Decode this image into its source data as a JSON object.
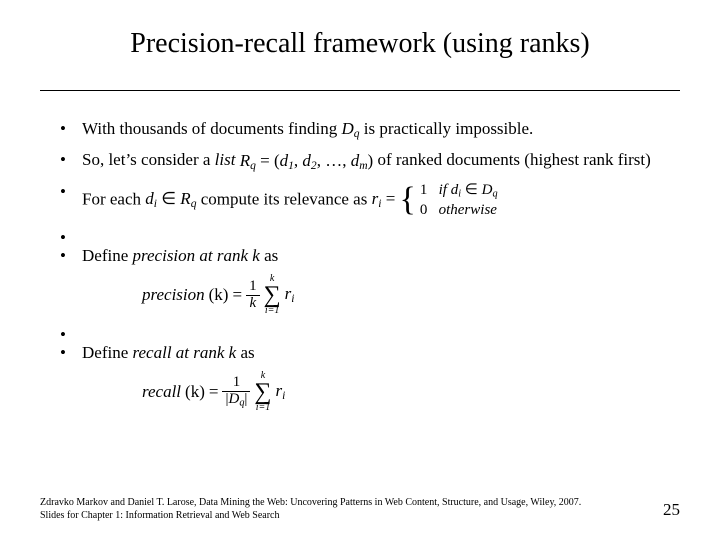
{
  "title": "Precision-recall framework (using ranks)",
  "bullets": {
    "b1_a": "With thousands of documents finding ",
    "b1_sym": "D",
    "b1_sub": "q",
    "b1_b": " is practically impossible.",
    "b2_a": "So, let’s consider a ",
    "b2_i": "list ",
    "b2_Rq_R": "R",
    "b2_Rq_q": "q",
    "b2_eq": " = (",
    "b2_d": "d",
    "b2_1": "1",
    "b2_comma": ", ",
    "b2_2": "2",
    "b2_dots": ", …, ",
    "b2_m": "m",
    "b2_close": ")",
    "b2_b": " of ranked documents (highest rank first)",
    "b3_a": "For each ",
    "b3_di_d": "d",
    "b3_di_i": "i",
    "b3_in": " ∈ ",
    "b3_Rq_R": "R",
    "b3_Rq_q": "q",
    "b3_b": " compute its relevance as ",
    "b3_ri_r": "r",
    "b3_ri_i": "i",
    "b3_eq": " = ",
    "cases_1": "1",
    "cases_if": "if ",
    "cases_Dq_D": "D",
    "cases_Dq_q": "q",
    "cases_0": "0",
    "cases_otherwise": "otherwise",
    "b4_a": "Define ",
    "b4_i": "precision at rank k",
    "b4_b": " as",
    "prec_word": "precision",
    "k_open": " (k) ",
    "eq": "=",
    "one": "1",
    "k_var": "k",
    "sum_top": "k",
    "sum_bot": "i=1",
    "ri_r": "r",
    "ri_i": "i",
    "b5_a": "Define ",
    "b5_i": "recall at rank k",
    "b5_b": " as",
    "rec_word": "recall",
    "abs_open": "|",
    "Dq_D": "D",
    "Dq_q": "q",
    "abs_close": "|"
  },
  "footer": {
    "line1": "Zdravko Markov and Daniel T. Larose, Data Mining the Web: Uncovering Patterns in Web Content, Structure, and Usage, Wiley, 2007.",
    "line2": "Slides for Chapter 1: Information Retrieval and Web Search"
  },
  "page": "25"
}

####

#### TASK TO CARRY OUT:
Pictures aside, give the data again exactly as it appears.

#### YOUR SOLUTION:
Decode this image into its source data as a JSON object.
{
  "title": "Precision-recall framework (using ranks)",
  "bullets": {
    "b1_a": "With thousands of documents finding ",
    "b1_sym": "D",
    "b1_sub": "q",
    "b1_b": " is practically impossible.",
    "b2_a": "So, let’s consider a ",
    "b2_i": "list ",
    "b2_Rq_R": "R",
    "b2_Rq_q": "q",
    "b2_eq": " = (",
    "b2_d": "d",
    "b2_1": "1",
    "b2_comma": ", ",
    "b2_2": "2",
    "b2_dots": ", …, ",
    "b2_m": "m",
    "b2_close": ")",
    "b2_b": " of ranked documents (highest rank first)",
    "b3_a": "For each ",
    "b3_di_d": "d",
    "b3_di_i": "i",
    "b3_in": " ∈ ",
    "b3_Rq_R": "R",
    "b3_Rq_q": "q",
    "b3_b": " compute its relevance as ",
    "b3_ri_r": "r",
    "b3_ri_i": "i",
    "b3_eq": " = ",
    "cases_1": "1",
    "cases_if": "if ",
    "cases_Dq_D": "D",
    "cases_Dq_q": "q",
    "cases_0": "0",
    "cases_otherwise": "otherwise",
    "b4_a": "Define ",
    "b4_i": "precision at rank k",
    "b4_b": " as",
    "prec_word": "precision",
    "k_open": " (k) ",
    "eq": "=",
    "one": "1",
    "k_var": "k",
    "sum_top": "k",
    "sum_bot": "i=1",
    "ri_r": "r",
    "ri_i": "i",
    "b5_a": "Define ",
    "b5_i": "recall at rank k",
    "b5_b": " as",
    "rec_word": "recall",
    "abs_open": "|",
    "Dq_D": "D",
    "Dq_q": "q",
    "abs_close": "|"
  },
  "footer": {
    "line1": "Zdravko Markov and Daniel T. Larose, Data Mining the Web: Uncovering Patterns in Web Content, Structure, and Usage, Wiley, 2007.",
    "line2": "Slides for Chapter 1: Information Retrieval and Web Search"
  },
  "page": "25"
}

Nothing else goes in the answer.